▸ **WHAT THE TASK REQUIRES**: Return every entry exactly.
---- SOURCE DATA
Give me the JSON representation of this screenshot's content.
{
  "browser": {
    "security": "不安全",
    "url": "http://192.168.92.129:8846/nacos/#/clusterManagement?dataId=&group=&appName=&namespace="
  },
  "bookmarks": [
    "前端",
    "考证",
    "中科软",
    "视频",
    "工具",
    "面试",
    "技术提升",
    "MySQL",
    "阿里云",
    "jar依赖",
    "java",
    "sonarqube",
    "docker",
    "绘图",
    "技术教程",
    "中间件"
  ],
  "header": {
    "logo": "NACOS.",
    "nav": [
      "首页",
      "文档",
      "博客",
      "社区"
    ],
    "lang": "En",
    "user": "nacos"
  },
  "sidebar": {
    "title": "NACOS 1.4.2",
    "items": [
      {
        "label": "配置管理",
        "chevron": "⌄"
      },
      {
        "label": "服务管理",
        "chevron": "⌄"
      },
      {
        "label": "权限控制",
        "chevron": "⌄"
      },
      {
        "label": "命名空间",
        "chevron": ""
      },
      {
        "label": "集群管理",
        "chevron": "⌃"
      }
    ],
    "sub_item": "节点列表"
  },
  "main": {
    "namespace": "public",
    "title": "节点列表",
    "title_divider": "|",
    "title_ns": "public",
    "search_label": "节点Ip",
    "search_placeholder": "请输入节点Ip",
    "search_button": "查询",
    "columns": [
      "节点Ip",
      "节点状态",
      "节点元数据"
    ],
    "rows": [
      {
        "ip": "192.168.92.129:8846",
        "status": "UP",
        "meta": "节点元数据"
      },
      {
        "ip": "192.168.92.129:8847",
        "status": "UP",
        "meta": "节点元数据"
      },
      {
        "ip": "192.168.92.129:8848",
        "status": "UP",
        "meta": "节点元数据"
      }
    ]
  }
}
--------
▸ **ANSWER AREA**:
Give me the JSON representation of this screenshot's content.
{
  "browser": {
    "security": "不安全",
    "url": "http://192.168.92.129:8846/nacos/#/clusterManagement?dataId=&group=&appName=&namespace="
  },
  "bookmarks": [
    "前端",
    "考证",
    "中科软",
    "视频",
    "工具",
    "面试",
    "技术提升",
    "MySQL",
    "阿里云",
    "jar依赖",
    "java",
    "sonarqube",
    "docker",
    "绘图",
    "技术教程",
    "中间件"
  ],
  "header": {
    "logo": "NACOS.",
    "nav": [
      "首页",
      "文档",
      "博客",
      "社区"
    ],
    "lang": "En",
    "user": "nacos"
  },
  "sidebar": {
    "title": "NACOS 1.4.2",
    "items": [
      {
        "label": "配置管理",
        "chevron": "⌄"
      },
      {
        "label": "服务管理",
        "chevron": "⌄"
      },
      {
        "label": "权限控制",
        "chevron": "⌄"
      },
      {
        "label": "命名空间",
        "chevron": ""
      },
      {
        "label": "集群管理",
        "chevron": "⌃"
      }
    ],
    "sub_item": "节点列表"
  },
  "main": {
    "namespace": "public",
    "title": "节点列表",
    "title_divider": "|",
    "title_ns": "public",
    "search_label": "节点Ip",
    "search_placeholder": "请输入节点Ip",
    "search_button": "查询",
    "columns": [
      "节点Ip",
      "节点状态",
      "节点元数据"
    ],
    "rows": [
      {
        "ip": "192.168.92.129:8846",
        "status": "UP",
        "meta": "节点元数据"
      },
      {
        "ip": "192.168.92.129:8847",
        "status": "UP",
        "meta": "节点元数据"
      },
      {
        "ip": "192.168.92.129:8848",
        "status": "UP",
        "meta": "节点元数据"
      }
    ]
  }
}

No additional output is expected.